Much digital ink has been spilled about the US oil & gas boom, and whether or not it will lead to energy independence, or even turn the US into an oil exporter. Now a “confidential” report by the German version of the CIA, the Bundesnachrichtendienst, seeped to the surface. It sketched out the boom’s geopolitical consequences. Biggest loser? China.
Contributed by Jen Alic, OilPrice.com. The folks at Gazprom are having a good snicker, reveling in the mockery that has been made of a Ukraine-Spain gas deal that would have loosened Russia’s gas grip on Kiev. Everyone wondered how Russia would respond to Ukraine’s attempt at gas independence. This is what happens when you mess with Gazprom.
Last week, the German Parliament passed a resolution that asked Chancellor Merkel to needle Russian President Putin about the resurgence of repressive, antidemocratic tendencies in Russia.

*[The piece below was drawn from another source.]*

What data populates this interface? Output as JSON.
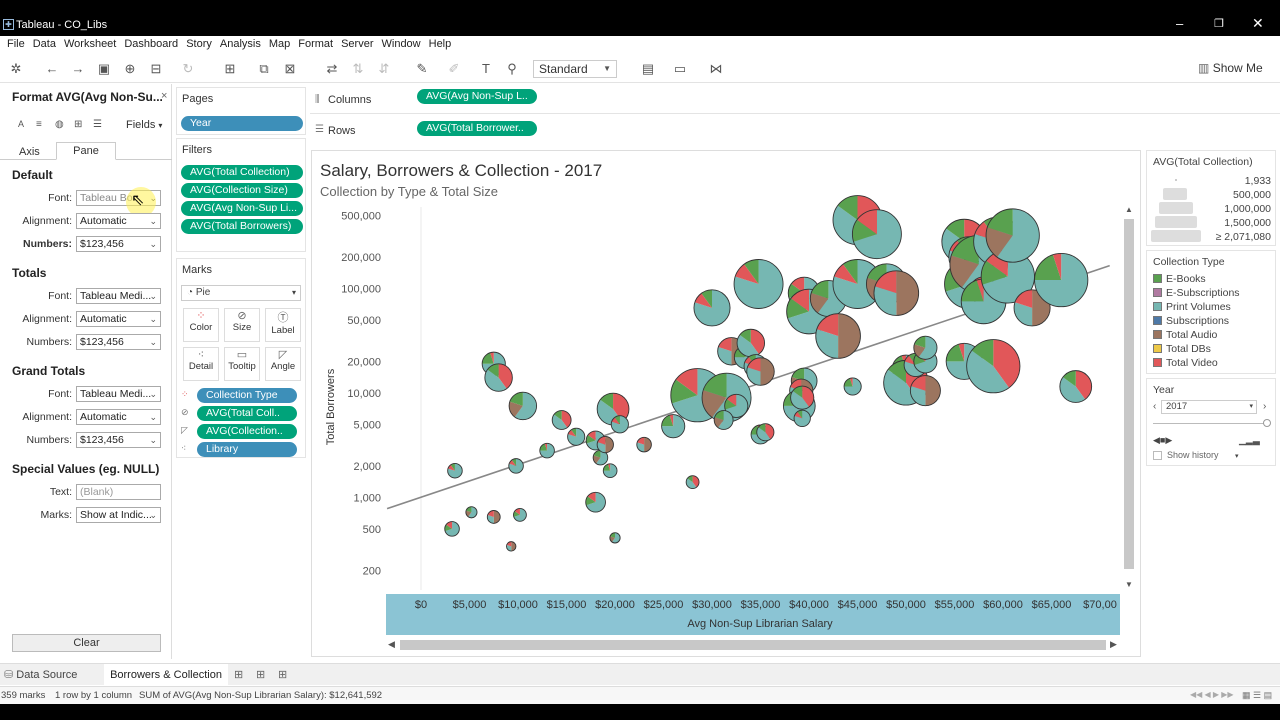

It did not go unnoticed at the Kremlin. And it paved the way, so to speak, for her trip to Moscow on Friday—to re-cement their “strategic partnership.”
Timing couldn’t have been worse. Or more opportune. A “secret” report by the German version of the CIA, the Bundesnachrichtendienst, bubbled to the surface, asserting that the bailout of Cyprus would use money from taxpayers in other countries to bail out mostly rich Russians who have over the years deposited their “black money” in Cypriot banks that are now collapsing.
The Republic of Cyprus, with its 840,000 people, has been in the Eurozone for less than five years. It and its banks burned through mountains of euros faster than anyone could count. Now they need a bailout whose magnitude balloons every time someone blinks. Yet, Cyprus has something other Eurozone debt-sinners don’t have: Russian money flowing back to Russia!